### Your instructions
Your output must hold every entry exactly as written and none of the pictures.

Page and application data records
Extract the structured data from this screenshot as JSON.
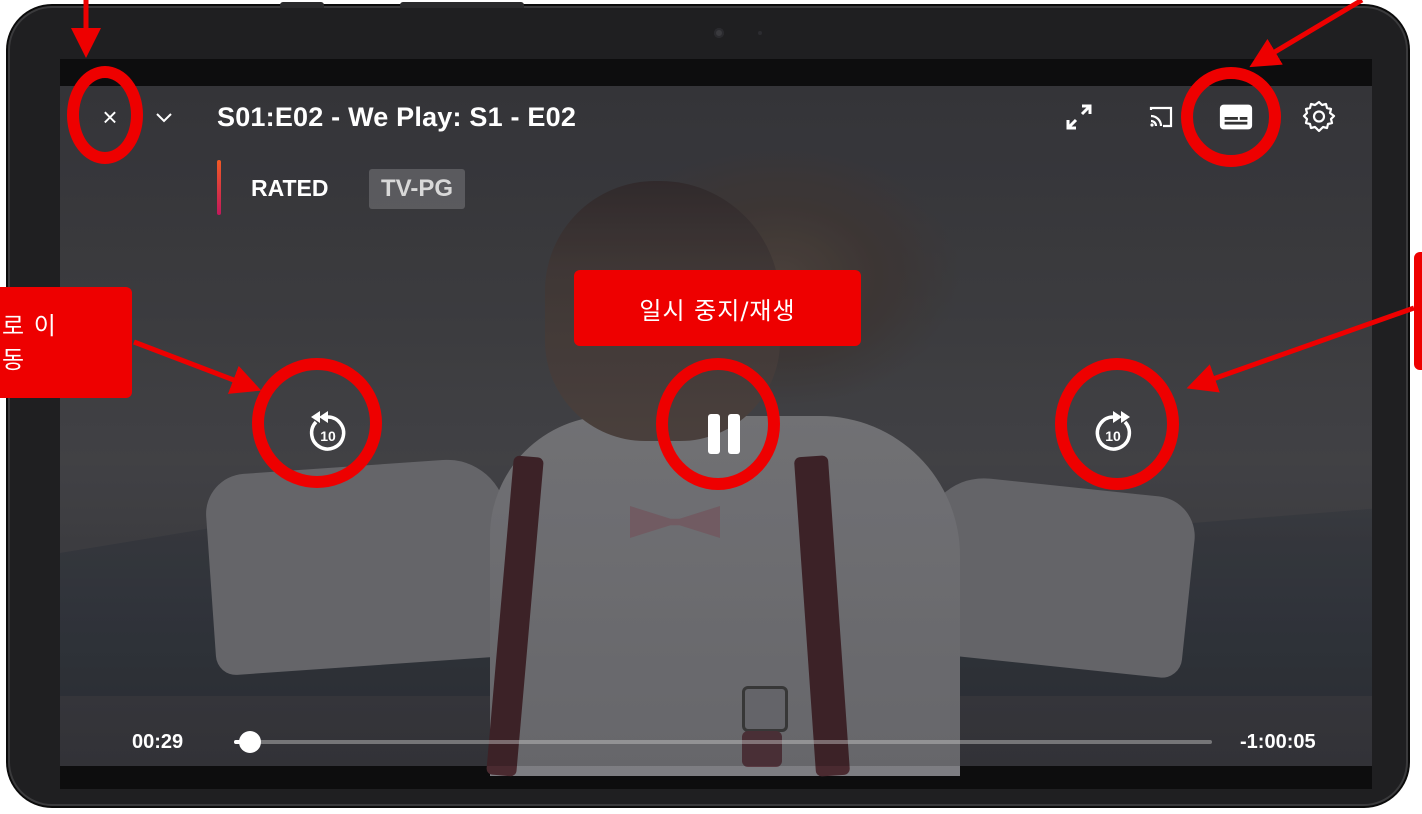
{
  "player": {
    "episode_title": "S01:E02 - We Play: S1 - E02",
    "rated_label": "RATED",
    "rating": "TV-PG",
    "time_elapsed": "00:29",
    "time_remaining": "-1:00:05",
    "progress": 0.008,
    "skip_seconds": "10"
  },
  "annotations": {
    "pause_play_label": "일시 중지/재생",
    "rewind_label_line1": "로 이",
    "rewind_label_line2": "동"
  },
  "icons": {
    "close": "close-icon",
    "dropdown": "chevron-down-icon",
    "fullscreen": "expand-icon",
    "cast": "cast-icon",
    "subtitles": "subtitles-icon",
    "settings": "gear-icon",
    "rewind": "rewind-10-icon",
    "pause": "pause-icon",
    "forward": "forward-10-icon"
  },
  "colors": {
    "annotation_red": "#ee0000",
    "rating_bar_top": "#f15a24",
    "rating_bar_bottom": "#c2185b"
  }
}
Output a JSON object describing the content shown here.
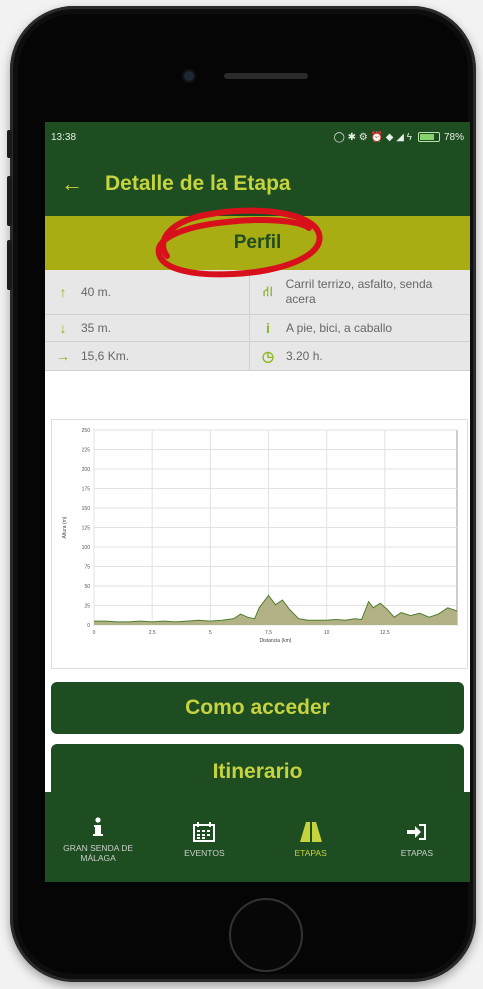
{
  "status": {
    "time": "13:38",
    "icons": "◯ ✱ ⚙ ⏰ ◆ ◢ ϟ",
    "battery": "78%",
    "battery_level": 0.78
  },
  "header": {
    "back_icon": "arrow-left-icon",
    "title": "Detalle de la Etapa"
  },
  "section": {
    "title": "Perfil",
    "annotation_color": "#d8101c"
  },
  "info": {
    "ascent": "40 m.",
    "surface": "Carril terrizo, asfalto, senda acera",
    "descent": "35 m.",
    "modes": "A pie, bici, a caballo",
    "distance": "15,6 Km.",
    "duration": "3.20 h."
  },
  "chart_data": {
    "type": "area",
    "xlabel": "Distancia (km)",
    "ylabel": "Altura (m)",
    "xlim": [
      0,
      15.6
    ],
    "ylim": [
      0,
      200
    ],
    "x_ticks": [
      "0",
      "2.5",
      "5",
      "7.5",
      "10",
      "12.5"
    ],
    "x_tick_values": [
      0,
      2.5,
      5,
      7.5,
      10,
      12.5
    ],
    "y_ticks": [
      "0",
      "25",
      "50",
      "75",
      "100",
      "125",
      "150",
      "175",
      "200",
      "225",
      "250"
    ],
    "y_tick_values": [
      0,
      25,
      50,
      75,
      100,
      125,
      150,
      175,
      200,
      225,
      250
    ],
    "grid": true,
    "fill_color": "#b3b186",
    "line_color": "#4e7d2e",
    "x": [
      0,
      0.5,
      1,
      1.5,
      2,
      2.5,
      3,
      3.5,
      4,
      4.5,
      5,
      5.5,
      6,
      6.3,
      6.6,
      6.9,
      7.1,
      7.3,
      7.5,
      7.8,
      8.1,
      8.4,
      8.8,
      9.2,
      9.6,
      10,
      10.4,
      10.8,
      11.2,
      11.5,
      11.8,
      12,
      12.3,
      12.6,
      12.9,
      13.2,
      13.6,
      14,
      14.4,
      14.8,
      15.2,
      15.6
    ],
    "y": [
      5,
      5,
      4,
      4,
      5,
      4,
      5,
      4,
      5,
      6,
      5,
      6,
      8,
      14,
      10,
      8,
      22,
      30,
      38,
      26,
      32,
      20,
      8,
      6,
      6,
      6,
      7,
      6,
      8,
      7,
      30,
      22,
      28,
      20,
      10,
      16,
      12,
      15,
      10,
      14,
      22,
      18
    ]
  },
  "buttons": {
    "acceder": "Como acceder",
    "itinerario": "Itinerario"
  },
  "nav": [
    {
      "label": "GRAN SENDA DE MÁLAGA",
      "icon": "info-icon"
    },
    {
      "label": "EVENTOS",
      "icon": "calendar-icon"
    },
    {
      "label": "ETAPAS",
      "icon": "road-icon"
    },
    {
      "label": "ETAPAS",
      "icon": "login-icon"
    }
  ]
}
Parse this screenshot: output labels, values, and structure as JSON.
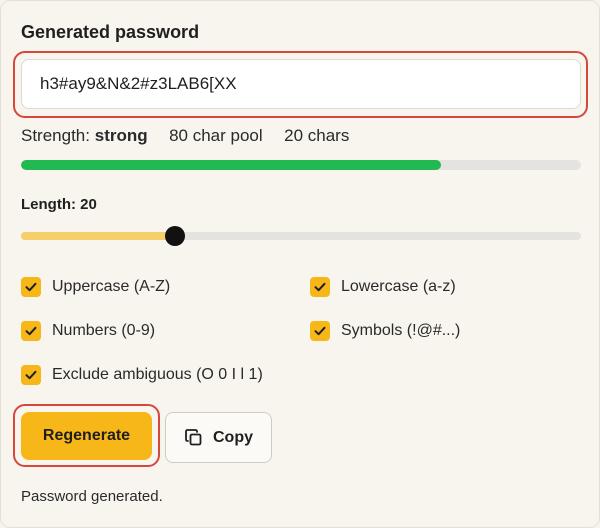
{
  "header": {
    "title": "Generated password"
  },
  "password": {
    "value": "h3#ay9&N&2#z3LAB6[XX"
  },
  "strength": {
    "label": "Strength:",
    "value": "strong",
    "pool": "80 char pool",
    "length_text": "20 chars",
    "bar_fraction": 0.75,
    "bar_color": "#22b852"
  },
  "length": {
    "label": "Length: 20",
    "slider_fraction": 0.275,
    "fill_color": "#f6cf6a"
  },
  "options": {
    "uppercase": {
      "label": "Uppercase (A-Z)",
      "checked": true
    },
    "lowercase": {
      "label": "Lowercase (a-z)",
      "checked": true
    },
    "numbers": {
      "label": "Numbers (0-9)",
      "checked": true
    },
    "symbols": {
      "label": "Symbols (!@#...)",
      "checked": true
    },
    "exclude_ambiguous": {
      "label": "Exclude ambiguous (O 0 I l 1)",
      "checked": true
    }
  },
  "actions": {
    "regenerate_label": "Regenerate",
    "copy_label": "Copy",
    "copy_icon": "copy-icon"
  },
  "status": {
    "message": "Password generated."
  },
  "colors": {
    "accent": "#f7b718",
    "highlight": "#d6483b"
  }
}
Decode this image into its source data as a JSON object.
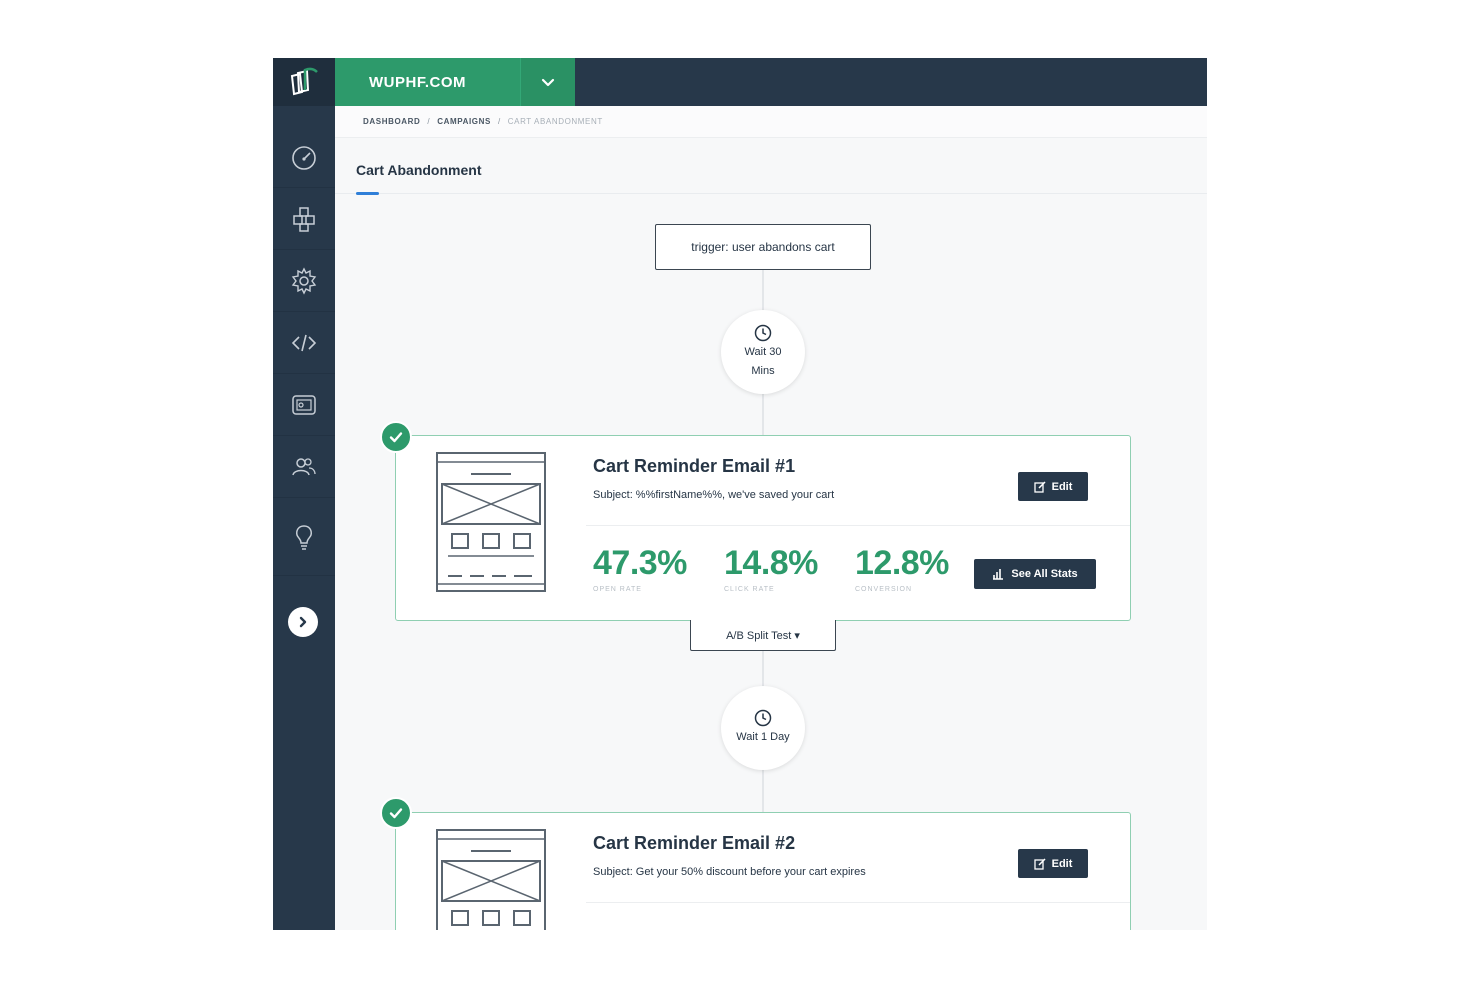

### Exercise solution
Extract the structured data from this screenshot as JSON.
{
  "player": {
    "episode_title": "S01:E02 - We Play: S1 - E02",
    "rated_label": "RATED",
    "rating": "TV-PG",
    "time_elapsed": "00:29",
    "time_remaining": "-1:00:05",
    "progress": 0.008,
    "skip_seconds": "10"
  },
  "annotations": {
    "pause_play_label": "일시 중지/재생",
    "rewind_label_line1": "로 이",
    "rewind_label_line2": "동"
  },
  "icons": {
    "close": "close-icon",
    "dropdown": "chevron-down-icon",
    "fullscreen": "expand-icon",
    "cast": "cast-icon",
    "subtitles": "subtitles-icon",
    "settings": "gear-icon",
    "rewind": "rewind-10-icon",
    "pause": "pause-icon",
    "forward": "forward-10-icon"
  },
  "colors": {
    "annotation_red": "#ee0000",
    "rating_bar_top": "#f15a24",
    "rating_bar_bottom": "#c2185b"
  }
}
Output a JSON object describing the content shown here.
{
  "status": {
    "time": "13:38",
    "icons": "◯ ✱ ⚙ ⏰ ◆ ◢ ϟ",
    "battery": "78%",
    "battery_level": 0.78
  },
  "header": {
    "back_icon": "arrow-left-icon",
    "title": "Detalle de la Etapa"
  },
  "section": {
    "title": "Perfil",
    "annotation_color": "#d8101c"
  },
  "info": {
    "ascent": "40 m.",
    "surface": "Carril terrizo, asfalto, senda acera",
    "descent": "35 m.",
    "modes": "A pie, bici, a caballo",
    "distance": "15,6 Km.",
    "duration": "3.20 h."
  },
  "chart_data": {
    "type": "area",
    "xlabel": "Distancia (km)",
    "ylabel": "Altura (m)",
    "xlim": [
      0,
      15.6
    ],
    "ylim": [
      0,
      200
    ],
    "x_ticks": [
      "0",
      "2.5",
      "5",
      "7.5",
      "10",
      "12.5"
    ],
    "x_tick_values": [
      0,
      2.5,
      5,
      7.5,
      10,
      12.5
    ],
    "y_ticks": [
      "0",
      "25",
      "50",
      "75",
      "100",
      "125",
      "150",
      "175",
      "200",
      "225",
      "250"
    ],
    "y_tick_values": [
      0,
      25,
      50,
      75,
      100,
      125,
      150,
      175,
      200,
      225,
      250
    ],
    "grid": true,
    "fill_color": "#b3b186",
    "line_color": "#4e7d2e",
    "x": [
      0,
      0.5,
      1,
      1.5,
      2,
      2.5,
      3,
      3.5,
      4,
      4.5,
      5,
      5.5,
      6,
      6.3,
      6.6,
      6.9,
      7.1,
      7.3,
      7.5,
      7.8,
      8.1,
      8.4,
      8.8,
      9.2,
      9.6,
      10,
      10.4,
      10.8,
      11.2,
      11.5,
      11.8,
      12,
      12.3,
      12.6,
      12.9,
      13.2,
      13.6,
      14,
      14.4,
      14.8,
      15.2,
      15.6
    ],
    "y": [
      5,
      5,
      4,
      4,
      5,
      4,
      5,
      4,
      5,
      6,
      5,
      6,
      8,
      14,
      10,
      8,
      22,
      30,
      38,
      26,
      32,
      20,
      8,
      6,
      6,
      6,
      7,
      6,
      8,
      7,
      30,
      22,
      28,
      20,
      10,
      16,
      12,
      15,
      10,
      14,
      22,
      18
    ]
  },
  "buttons": {
    "acceder": "Como acceder",
    "itinerario": "Itinerario"
  },
  "nav": [
    {
      "label": "GRAN SENDA DE MÁLAGA",
      "icon": "info-icon"
    },
    {
      "label": "EVENTOS",
      "icon": "calendar-icon"
    },
    {
      "label": "ETAPAS",
      "icon": "road-icon"
    },
    {
      "label": "ETAPAS",
      "icon": "login-icon"
    }
  ]
}
Parse this screenshot: output labels, values, and structure as JSON.
{
  "header": {
    "title": "Generated password"
  },
  "password": {
    "value": "h3#ay9&N&2#z3LAB6[XX"
  },
  "strength": {
    "label": "Strength:",
    "value": "strong",
    "pool": "80 char pool",
    "length_text": "20 chars",
    "bar_fraction": 0.75,
    "bar_color": "#22b852"
  },
  "length": {
    "label": "Length: 20",
    "slider_fraction": 0.275,
    "fill_color": "#f6cf6a"
  },
  "options": {
    "uppercase": {
      "label": "Uppercase (A-Z)",
      "checked": true
    },
    "lowercase": {
      "label": "Lowercase (a-z)",
      "checked": true
    },
    "numbers": {
      "label": "Numbers (0-9)",
      "checked": true
    },
    "symbols": {
      "label": "Symbols (!@#...)",
      "checked": true
    },
    "exclude_ambiguous": {
      "label": "Exclude ambiguous (O 0 I l 1)",
      "checked": true
    }
  },
  "actions": {
    "regenerate_label": "Regenerate",
    "copy_label": "Copy",
    "copy_icon": "copy-icon"
  },
  "status": {
    "message": "Password generated."
  },
  "colors": {
    "accent": "#f7b718",
    "highlight": "#d6483b"
  }
}
Decode this image into its source data as a JSON object.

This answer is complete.